The world in which we live today presents vast opportunities to start movements and lead. And not hide ourselves from responsibility.
Three young guys, Rendani and Fhatuwani Mukheli, and Vuyo Mpantsha, first set out to start an art movement, taking photos of beautiful Soweto.
The reason was simple: they wanted the world to see a different — and breathtaking — side of the township in which they grew up. By extension, this narrative grew from the township to portraying just how Africa is a beautiful continent.
So they began photographing different locations and subjects and published them on their Tumblr blog.
There’s something special that happens when you set out to share your gifts with the world. They multiply.
And with the advent of tools that allow for vast connectivity with people literally anywhere in the world, the impact you stand to have when you share your talent, what you do really well and often, with the least effort, is beyond comprehension.
The talented trio then received calls from overseas countries, enquiries about them exhibiting their work beyond Africa. An avenue had opened.
Through a photography blog.
Today, they stand proud as African ambassadors and creators. They have done terrific work through ISADY; from campaigns with Diesel, Jeep, Coca Cola, Levi’s, right to hosting exhibitions in Norway, England and have even sold their work in Japan.
I See A Different You exposes many of us by being a case study that it is much easier to hide behind one’s desk or cubicle, or the factory assembly line.
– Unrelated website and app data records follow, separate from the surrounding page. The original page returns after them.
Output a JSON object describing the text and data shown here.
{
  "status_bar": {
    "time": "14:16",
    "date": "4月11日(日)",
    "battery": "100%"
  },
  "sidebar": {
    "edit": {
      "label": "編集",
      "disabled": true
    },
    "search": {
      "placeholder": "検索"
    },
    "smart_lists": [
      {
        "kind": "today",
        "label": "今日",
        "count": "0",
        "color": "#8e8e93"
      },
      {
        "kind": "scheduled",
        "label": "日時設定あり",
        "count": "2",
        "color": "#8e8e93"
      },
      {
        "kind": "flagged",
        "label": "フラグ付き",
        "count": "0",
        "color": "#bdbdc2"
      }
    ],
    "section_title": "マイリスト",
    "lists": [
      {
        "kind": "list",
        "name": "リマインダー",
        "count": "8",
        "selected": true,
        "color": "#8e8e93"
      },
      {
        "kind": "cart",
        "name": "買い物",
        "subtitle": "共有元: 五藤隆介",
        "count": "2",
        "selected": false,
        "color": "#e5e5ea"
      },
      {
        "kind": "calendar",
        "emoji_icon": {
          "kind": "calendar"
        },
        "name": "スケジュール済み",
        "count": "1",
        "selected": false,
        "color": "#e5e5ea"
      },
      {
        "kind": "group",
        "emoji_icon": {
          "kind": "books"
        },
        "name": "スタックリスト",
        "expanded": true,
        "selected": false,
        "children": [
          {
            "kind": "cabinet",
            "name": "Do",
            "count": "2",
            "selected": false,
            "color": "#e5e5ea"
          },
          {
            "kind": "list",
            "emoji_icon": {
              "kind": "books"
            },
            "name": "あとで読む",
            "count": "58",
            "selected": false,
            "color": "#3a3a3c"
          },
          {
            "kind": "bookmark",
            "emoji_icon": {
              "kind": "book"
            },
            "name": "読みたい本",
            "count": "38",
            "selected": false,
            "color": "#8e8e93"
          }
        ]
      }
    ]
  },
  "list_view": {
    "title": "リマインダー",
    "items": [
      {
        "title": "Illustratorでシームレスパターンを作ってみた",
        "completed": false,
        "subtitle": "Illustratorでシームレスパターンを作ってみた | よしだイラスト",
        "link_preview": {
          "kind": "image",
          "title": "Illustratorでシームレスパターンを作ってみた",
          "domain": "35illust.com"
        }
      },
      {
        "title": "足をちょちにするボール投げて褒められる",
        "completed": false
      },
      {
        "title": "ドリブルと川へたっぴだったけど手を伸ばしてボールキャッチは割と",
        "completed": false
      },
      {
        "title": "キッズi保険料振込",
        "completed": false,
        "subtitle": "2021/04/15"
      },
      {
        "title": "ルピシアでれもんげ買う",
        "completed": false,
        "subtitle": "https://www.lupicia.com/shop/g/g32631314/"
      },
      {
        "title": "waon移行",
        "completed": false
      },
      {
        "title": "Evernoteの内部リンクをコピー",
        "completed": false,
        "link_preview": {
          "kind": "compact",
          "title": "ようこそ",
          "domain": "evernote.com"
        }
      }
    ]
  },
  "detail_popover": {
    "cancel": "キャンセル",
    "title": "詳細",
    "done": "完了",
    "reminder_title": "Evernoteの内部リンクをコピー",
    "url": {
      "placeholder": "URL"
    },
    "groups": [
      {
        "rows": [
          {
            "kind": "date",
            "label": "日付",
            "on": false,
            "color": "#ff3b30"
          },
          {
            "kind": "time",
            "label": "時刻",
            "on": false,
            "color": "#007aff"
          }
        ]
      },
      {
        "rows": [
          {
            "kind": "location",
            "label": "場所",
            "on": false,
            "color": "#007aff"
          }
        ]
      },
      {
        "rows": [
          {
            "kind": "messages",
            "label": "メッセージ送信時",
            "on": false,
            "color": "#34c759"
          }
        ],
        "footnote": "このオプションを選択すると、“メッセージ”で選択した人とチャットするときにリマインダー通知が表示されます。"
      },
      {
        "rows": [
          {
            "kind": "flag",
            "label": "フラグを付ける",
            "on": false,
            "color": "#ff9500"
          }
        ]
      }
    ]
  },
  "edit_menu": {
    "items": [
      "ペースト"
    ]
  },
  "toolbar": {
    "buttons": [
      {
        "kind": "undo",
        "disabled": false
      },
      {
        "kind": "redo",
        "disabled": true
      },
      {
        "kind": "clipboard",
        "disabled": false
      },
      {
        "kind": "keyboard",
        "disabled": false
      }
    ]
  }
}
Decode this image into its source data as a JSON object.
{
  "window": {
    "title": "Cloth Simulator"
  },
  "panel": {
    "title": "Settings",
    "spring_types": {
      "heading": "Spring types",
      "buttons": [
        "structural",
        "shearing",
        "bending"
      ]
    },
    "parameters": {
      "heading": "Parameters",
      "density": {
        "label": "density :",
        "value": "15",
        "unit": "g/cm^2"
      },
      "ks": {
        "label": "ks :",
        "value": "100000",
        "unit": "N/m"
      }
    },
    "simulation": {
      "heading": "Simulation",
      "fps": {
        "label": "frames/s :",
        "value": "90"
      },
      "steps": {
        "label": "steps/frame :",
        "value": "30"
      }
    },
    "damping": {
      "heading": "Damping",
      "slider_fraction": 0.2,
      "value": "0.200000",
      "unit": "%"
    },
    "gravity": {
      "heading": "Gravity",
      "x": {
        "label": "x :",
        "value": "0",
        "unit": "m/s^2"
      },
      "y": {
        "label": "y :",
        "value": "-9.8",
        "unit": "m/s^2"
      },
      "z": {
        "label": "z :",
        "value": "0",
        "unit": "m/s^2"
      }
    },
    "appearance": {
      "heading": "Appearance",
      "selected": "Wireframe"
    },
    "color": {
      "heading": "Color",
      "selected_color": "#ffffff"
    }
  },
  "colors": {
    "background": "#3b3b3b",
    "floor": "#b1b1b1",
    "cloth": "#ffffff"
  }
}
Hide from doing exceptional work that touches other people because it comes with responsibility.
Hiding comes in many innocent and seemingly justifiable forms. The excuse of a lack of money, transport, tools, clutching to safety, deliberately producing mundane work cos we’ve been taught that attracting attention isn’t necessarily a good thing, the list goes on.
But if three young people who met at a local church in Pimville, Soweto, South Africa, can boast about having traveled the world, met interesting people and collected awe-inspiring experiences, and they did not even have a full-on website to start, just a blog hosted on Tumblr — what is holding you back from impacting the world with your genius?